The Bird Box Effect


Danny Fisher


Bird Box, starring Sandra Bullock and handful of other A list celebrities, debuted on Netflix just before Christmas. Within hours, the thriller took social media on a whirlwind, creating memes and tweets surrounding this motion picture. In the recent months, it seems more and more films are being created on streaming services, taking the popcorn and movie experience to a household rather than a theater. With Bird Box becoming such a big hit, it seems inevitable that more streaming services will be producing quality, big budget films. The Wall Street Journal mentions that the film “deepens [Netflix’s] movie push ahead of increased competition from Disney, AT&T.”

When watching Bird Box for the first time, it felt remarkably similar to A Quiet Place, starring husband and wife John Krasinski and Emily Blunt. Something about the idea of taking a vital sense away makes a film more suspenseful. Not a lover of horror in any form, I thought I would’ve had a difficult time sitting through this two hour episode of terror; however ,it wasn’t anything like that.
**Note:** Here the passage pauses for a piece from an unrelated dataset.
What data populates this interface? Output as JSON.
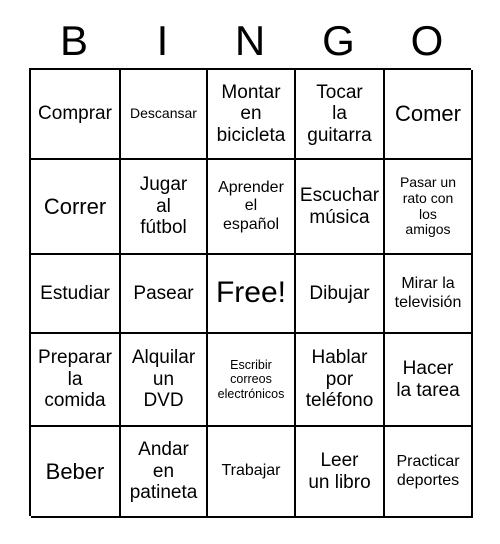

Sure, palms were sweating and hearts were thumping, but I enjoyed the unknown the movie had to offer.

Yet, the fascinating thing was not just the movie, but the outpouring of attention the movie has received. Recently, the ‘Bird Box Challenge’ has sparked some controversy. 2018, a year that saw challenges from In My Feelings to Tide Pods, this has to be one of the most absurd. It features going through your daily life blindfolded, as shown in the movie. Not only is this unrealistic in the world we live in, but it is also crazy dangerous. So, if you see car windows painted black while you’re driving, get out of the way.

This film, when breaking it down, is a pretty simple concept. However, it shows the impact media has our lives. If you go away with one thing today, don’t partake in the ‘Bird Box Challenge.’